Provided data:
------------------------------------

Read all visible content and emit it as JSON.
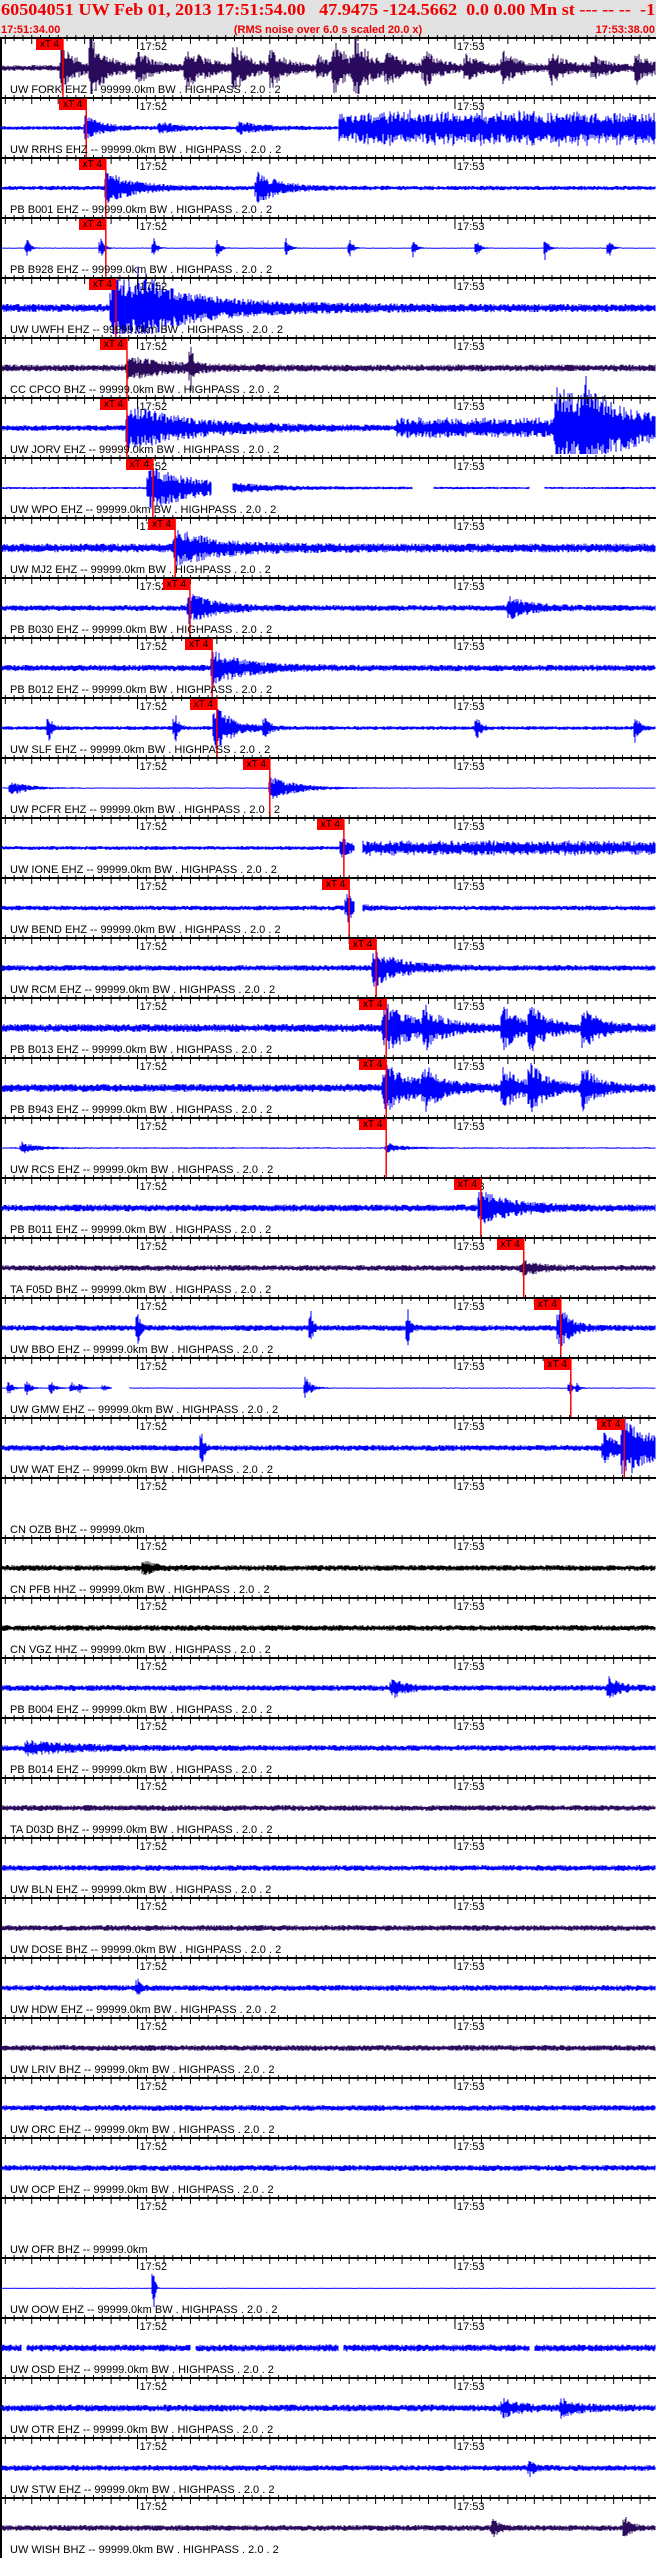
{
  "header": {
    "title": "60504051 UW Feb 01, 2013 17:51:54.00   47.9475 -124.5662  0.0 0.00 Mn st --- -- --  -1",
    "start_time": "17:51:34.00",
    "end_time": "17:53:38.00",
    "rms_note": "(RMS noise over 6.0 s scaled 20.0 x)"
  },
  "axis": {
    "window_seconds": 124,
    "tick_labels": [
      {
        "label": "17:52",
        "seconds": 26
      },
      {
        "label": "17:53",
        "seconds": 86
      }
    ]
  },
  "pick_label": "xT 4",
  "colors": {
    "blue": "#0000ff",
    "navy": "#2a0a5c",
    "black": "#000000",
    "pick": "#ff0000",
    "header_text": "#f00000"
  },
  "traces": [
    {
      "label": "UW FORK EHZ -- 99999.0km BW . HIGHPASS . 2.0 . 2",
      "color": "navy",
      "pick_seconds": 11.9
    },
    {
      "label": "UW RRHS EHZ -- 99999.0km BW . HIGHPASS . 2.0 . 2",
      "color": "blue",
      "pick_seconds": 16.3
    },
    {
      "label": "PB B001 EHZ -- 99999.0km BW . HIGHPASS . 2.0 . 2",
      "color": "blue",
      "pick_seconds": 20.0
    },
    {
      "label": "PB B928 EHZ -- 99999.0km BW . HIGHPASS . 2.0 . 2",
      "color": "blue",
      "pick_seconds": 20.0
    },
    {
      "label": "UW UWFH EHZ -- 99999.0km BW . HIGHPASS . 2.0 . 2",
      "color": "blue",
      "pick_seconds": 21.9
    },
    {
      "label": "CC CPCO BHZ -- 99999.0km BW . HIGHPASS . 2.0 . 2",
      "color": "navy",
      "pick_seconds": 24.0
    },
    {
      "label": "UW JORV EHZ -- 99999.0km BW . HIGHPASS . 2.0 . 2",
      "color": "blue",
      "pick_seconds": 24.0
    },
    {
      "label": "UW WPO EHZ -- 99999.0km BW . HIGHPASS . 2.0 . 2",
      "color": "blue",
      "pick_seconds": 28.9
    },
    {
      "label": "UW MJ2 EHZ -- 99999.0km BW . HIGHPASS . 2.0 . 2",
      "color": "blue",
      "pick_seconds": 33.1
    },
    {
      "label": "PB B030 EHZ -- 99999.0km BW . HIGHPASS . 2.0 . 2",
      "color": "blue",
      "pick_seconds": 35.9
    },
    {
      "label": "PB B012 EHZ -- 99999.0km BW . HIGHPASS . 2.0 . 2",
      "color": "blue",
      "pick_seconds": 40.1
    },
    {
      "label": "UW SLF EHZ -- 99999.0km BW . HIGHPASS . 2.0 . 2",
      "color": "blue",
      "pick_seconds": 41.0
    },
    {
      "label": "UW PCFR EHZ -- 99999.0km BW . HIGHPASS . 2.0 . 2",
      "color": "blue",
      "pick_seconds": 51.0
    },
    {
      "label": "UW IONE EHZ -- 99999.0km BW . HIGHPASS . 2.0 . 2",
      "color": "blue",
      "pick_seconds": 65.0
    },
    {
      "label": "UW BEND EHZ -- 99999.0km BW . HIGHPASS . 2.0 . 2",
      "color": "blue",
      "pick_seconds": 66.0
    },
    {
      "label": "UW RCM EHZ -- 99999.0km BW . HIGHPASS . 2.0 . 2",
      "color": "blue",
      "pick_seconds": 71.1
    },
    {
      "label": "PB B013 EHZ -- 99999.0km BW . HIGHPASS . 2.0 . 2",
      "color": "blue",
      "pick_seconds": 73.0
    },
    {
      "label": "PB B943 EHZ -- 99999.0km BW . HIGHPASS . 2.0 . 2",
      "color": "blue",
      "pick_seconds": 73.0
    },
    {
      "label": "UW RCS EHZ -- 99999.0km BW . HIGHPASS . 2.0 . 2",
      "color": "blue",
      "pick_seconds": 73.0
    },
    {
      "label": "PB B011 EHZ -- 99999.0km BW . HIGHPASS . 2.0 . 2",
      "color": "blue",
      "pick_seconds": 90.9
    },
    {
      "label": "TA F05D BHZ -- 99999.0km BW . HIGHPASS . 2.0 . 2",
      "color": "navy",
      "pick_seconds": 99.0
    },
    {
      "label": "UW BBO EHZ -- 99999.0km BW . HIGHPASS . 2.0 . 2",
      "color": "blue",
      "pick_seconds": 106.0
    },
    {
      "label": "UW GMW EHZ -- 99999.0km BW . HIGHPASS . 2.0 . 2",
      "color": "blue",
      "pick_seconds": 107.9
    },
    {
      "label": "UW WAT EHZ -- 99999.0km BW . HIGHPASS . 2.0 . 2",
      "color": "blue",
      "pick_seconds": 118.0
    },
    {
      "label": "CN OZB BHZ -- 99999.0km",
      "color": "black",
      "pick_seconds": null
    },
    {
      "label": "CN PFB HHZ -- 99999.0km BW . HIGHPASS . 2.0 . 2",
      "color": "black",
      "pick_seconds": null
    },
    {
      "label": "CN VGZ HHZ -- 99999.0km BW . HIGHPASS . 2.0 . 2",
      "color": "black",
      "pick_seconds": null
    },
    {
      "label": "PB B004 EHZ -- 99999.0km BW . HIGHPASS . 2.0 . 2",
      "color": "blue",
      "pick_seconds": null
    },
    {
      "label": "PB B014 EHZ -- 99999.0km BW . HIGHPASS . 2.0 . 2",
      "color": "blue",
      "pick_seconds": null
    },
    {
      "label": "TA D03D BHZ -- 99999.0km BW . HIGHPASS . 2.0 . 2",
      "color": "navy",
      "pick_seconds": null
    },
    {
      "label": "UW BLN EHZ -- 99999.0km BW . HIGHPASS . 2.0 . 2",
      "color": "blue",
      "pick_seconds": null
    },
    {
      "label": "UW DOSE BHZ -- 99999.0km BW . HIGHPASS . 2.0 . 2",
      "color": "navy",
      "pick_seconds": null
    },
    {
      "label": "UW HDW EHZ -- 99999.0km BW . HIGHPASS . 2.0 . 2",
      "color": "blue",
      "pick_seconds": null
    },
    {
      "label": "UW LRIV BHZ -- 99999.0km BW . HIGHPASS . 2.0 . 2",
      "color": "navy",
      "pick_seconds": null
    },
    {
      "label": "UW ORC EHZ -- 99999.0km BW . HIGHPASS . 2.0 . 2",
      "color": "blue",
      "pick_seconds": null
    },
    {
      "label": "UW OCP EHZ -- 99999.0km BW . HIGHPASS . 2.0 . 2",
      "color": "blue",
      "pick_seconds": null
    },
    {
      "label": "UW OFR BHZ -- 99999.0km",
      "color": "blue",
      "pick_seconds": null
    },
    {
      "label": "UW OOW EHZ -- 99999.0km BW . HIGHPASS . 2.0 . 2",
      "color": "blue",
      "pick_seconds": null
    },
    {
      "label": "UW OSD EHZ -- 99999.0km BW . HIGHPASS . 2.0 . 2",
      "color": "blue",
      "pick_seconds": null
    },
    {
      "label": "UW OTR EHZ -- 99999.0km BW . HIGHPASS . 2.0 . 2",
      "color": "blue",
      "pick_seconds": null
    },
    {
      "label": "UW STW EHZ -- 99999.0km BW . HIGHPASS . 2.0 . 2",
      "color": "blue",
      "pick_seconds": null
    },
    {
      "label": "UW WISH BHZ -- 99999.0km BW . HIGHPASS . 2.0 . 2",
      "color": "navy",
      "pick_seconds": null
    }
  ]
}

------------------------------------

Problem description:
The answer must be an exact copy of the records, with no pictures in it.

Exercise result:
Read all visible content and emit it as JSON.
{
  "header": {
    "title": "60504051 UW Feb 01, 2013 17:51:54.00   47.9475 -124.5662  0.0 0.00 Mn st --- -- --  -1",
    "start_time": "17:51:34.00",
    "end_time": "17:53:38.00",
    "rms_note": "(RMS noise over 6.0 s scaled 20.0 x)"
  },
  "axis": {
    "window_seconds": 124,
    "tick_labels": [
      {
        "label": "17:52",
        "seconds": 26
      },
      {
        "label": "17:53",
        "seconds": 86
      }
    ]
  },
  "pick_label": "xT 4",
  "colors": {
    "blue": "#0000ff",
    "navy": "#2a0a5c",
    "black": "#000000",
    "pick": "#ff0000",
    "header_text": "#f00000"
  },
  "traces": [
    {
      "label": "UW FORK EHZ -- 99999.0km BW . HIGHPASS . 2.0 . 2",
      "color": "navy",
      "pick_seconds": 11.9
    },
    {
      "label": "UW RRHS EHZ -- 99999.0km BW . HIGHPASS . 2.0 . 2",
      "color": "blue",
      "pick_seconds": 16.3
    },
    {
      "label": "PB B001 EHZ -- 99999.0km BW . HIGHPASS . 2.0 . 2",
      "color": "blue",
      "pick_seconds": 20.0
    },
    {
      "label": "PB B928 EHZ -- 99999.0km BW . HIGHPASS . 2.0 . 2",
      "color": "blue",
      "pick_seconds": 20.0
    },
    {
      "label": "UW UWFH EHZ -- 99999.0km BW . HIGHPASS . 2.0 . 2",
      "color": "blue",
      "pick_seconds": 21.9
    },
    {
      "label": "CC CPCO BHZ -- 99999.0km BW . HIGHPASS . 2.0 . 2",
      "color": "navy",
      "pick_seconds": 24.0
    },
    {
      "label": "UW JORV EHZ -- 99999.0km BW . HIGHPASS . 2.0 . 2",
      "color": "blue",
      "pick_seconds": 24.0
    },
    {
      "label": "UW WPO EHZ -- 99999.0km BW . HIGHPASS . 2.0 . 2",
      "color": "blue",
      "pick_seconds": 28.9
    },
    {
      "label": "UW MJ2 EHZ -- 99999.0km BW . HIGHPASS . 2.0 . 2",
      "color": "blue",
      "pick_seconds": 33.1
    },
    {
      "label": "PB B030 EHZ -- 99999.0km BW . HIGHPASS . 2.0 . 2",
      "color": "blue",
      "pick_seconds": 35.9
    },
    {
      "label": "PB B012 EHZ -- 99999.0km BW . HIGHPASS . 2.0 . 2",
      "color": "blue",
      "pick_seconds": 40.1
    },
    {
      "label": "UW SLF EHZ -- 99999.0km BW . HIGHPASS . 2.0 . 2",
      "color": "blue",
      "pick_seconds": 41.0
    },
    {
      "label": "UW PCFR EHZ -- 99999.0km BW . HIGHPASS . 2.0 . 2",
      "color": "blue",
      "pick_seconds": 51.0
    },
    {
      "label": "UW IONE EHZ -- 99999.0km BW . HIGHPASS . 2.0 . 2",
      "color": "blue",
      "pick_seconds": 65.0
    },
    {
      "label": "UW BEND EHZ -- 99999.0km BW . HIGHPASS . 2.0 . 2",
      "color": "blue",
      "pick_seconds": 66.0
    },
    {
      "label": "UW RCM EHZ -- 99999.0km BW . HIGHPASS . 2.0 . 2",
      "color": "blue",
      "pick_seconds": 71.1
    },
    {
      "label": "PB B013 EHZ -- 99999.0km BW . HIGHPASS . 2.0 . 2",
      "color": "blue",
      "pick_seconds": 73.0
    },
    {
      "label": "PB B943 EHZ -- 99999.0km BW . HIGHPASS . 2.0 . 2",
      "color": "blue",
      "pick_seconds": 73.0
    },
    {
      "label": "UW RCS EHZ -- 99999.0km BW . HIGHPASS . 2.0 . 2",
      "color": "blue",
      "pick_seconds": 73.0
    },
    {
      "label": "PB B011 EHZ -- 99999.0km BW . HIGHPASS . 2.0 . 2",
      "color": "blue",
      "pick_seconds": 90.9
    },
    {
      "label": "TA F05D BHZ -- 99999.0km BW . HIGHPASS . 2.0 . 2",
      "color": "navy",
      "pick_seconds": 99.0
    },
    {
      "label": "UW BBO EHZ -- 99999.0km BW . HIGHPASS . 2.0 . 2",
      "color": "blue",
      "pick_seconds": 106.0
    },
    {
      "label": "UW GMW EHZ -- 99999.0km BW . HIGHPASS . 2.0 . 2",
      "color": "blue",
      "pick_seconds": 107.9
    },
    {
      "label": "UW WAT EHZ -- 99999.0km BW . HIGHPASS . 2.0 . 2",
      "color": "blue",
      "pick_seconds": 118.0
    },
    {
      "label": "CN OZB BHZ -- 99999.0km",
      "color": "black",
      "pick_seconds": null
    },
    {
      "label": "CN PFB HHZ -- 99999.0km BW . HIGHPASS . 2.0 . 2",
      "color": "black",
      "pick_seconds": null
    },
    {
      "label": "CN VGZ HHZ -- 99999.0km BW . HIGHPASS . 2.0 . 2",
      "color": "black",
      "pick_seconds": null
    },
    {
      "label": "PB B004 EHZ -- 99999.0km BW . HIGHPASS . 2.0 . 2",
      "color": "blue",
      "pick_seconds": null
    },
    {
      "label": "PB B014 EHZ -- 99999.0km BW . HIGHPASS . 2.0 . 2",
      "color": "blue",
      "pick_seconds": null
    },
    {
      "label": "TA D03D BHZ -- 99999.0km BW . HIGHPASS . 2.0 . 2",
      "color": "navy",
      "pick_seconds": null
    },
    {
      "label": "UW BLN EHZ -- 99999.0km BW . HIGHPASS . 2.0 . 2",
      "color": "blue",
      "pick_seconds": null
    },
    {
      "label": "UW DOSE BHZ -- 99999.0km BW . HIGHPASS . 2.0 . 2",
      "color": "navy",
      "pick_seconds": null
    },
    {
      "label": "UW HDW EHZ -- 99999.0km BW . HIGHPASS . 2.0 . 2",
      "color": "blue",
      "pick_seconds": null
    },
    {
      "label": "UW LRIV BHZ -- 99999.0km BW . HIGHPASS . 2.0 . 2",
      "color": "navy",
      "pick_seconds": null
    },
    {
      "label": "UW ORC EHZ -- 99999.0km BW . HIGHPASS . 2.0 . 2",
      "color": "blue",
      "pick_seconds": null
    },
    {
      "label": "UW OCP EHZ -- 99999.0km BW . HIGHPASS . 2.0 . 2",
      "color": "blue",
      "pick_seconds": null
    },
    {
      "label": "UW OFR BHZ -- 99999.0km",
      "color": "blue",
      "pick_seconds": null
    },
    {
      "label": "UW OOW EHZ -- 99999.0km BW . HIGHPASS . 2.0 . 2",
      "color": "blue",
      "pick_seconds": null
    },
    {
      "label": "UW OSD EHZ -- 99999.0km BW . HIGHPASS . 2.0 . 2",
      "color": "blue",
      "pick_seconds": null
    },
    {
      "label": "UW OTR EHZ -- 99999.0km BW . HIGHPASS . 2.0 . 2",
      "color": "blue",
      "pick_seconds": null
    },
    {
      "label": "UW STW EHZ -- 99999.0km BW . HIGHPASS . 2.0 . 2",
      "color": "blue",
      "pick_seconds": null
    },
    {
      "label": "UW WISH BHZ -- 99999.0km BW . HIGHPASS . 2.0 . 2",
      "color": "navy",
      "pick_seconds": null
    }
  ]
}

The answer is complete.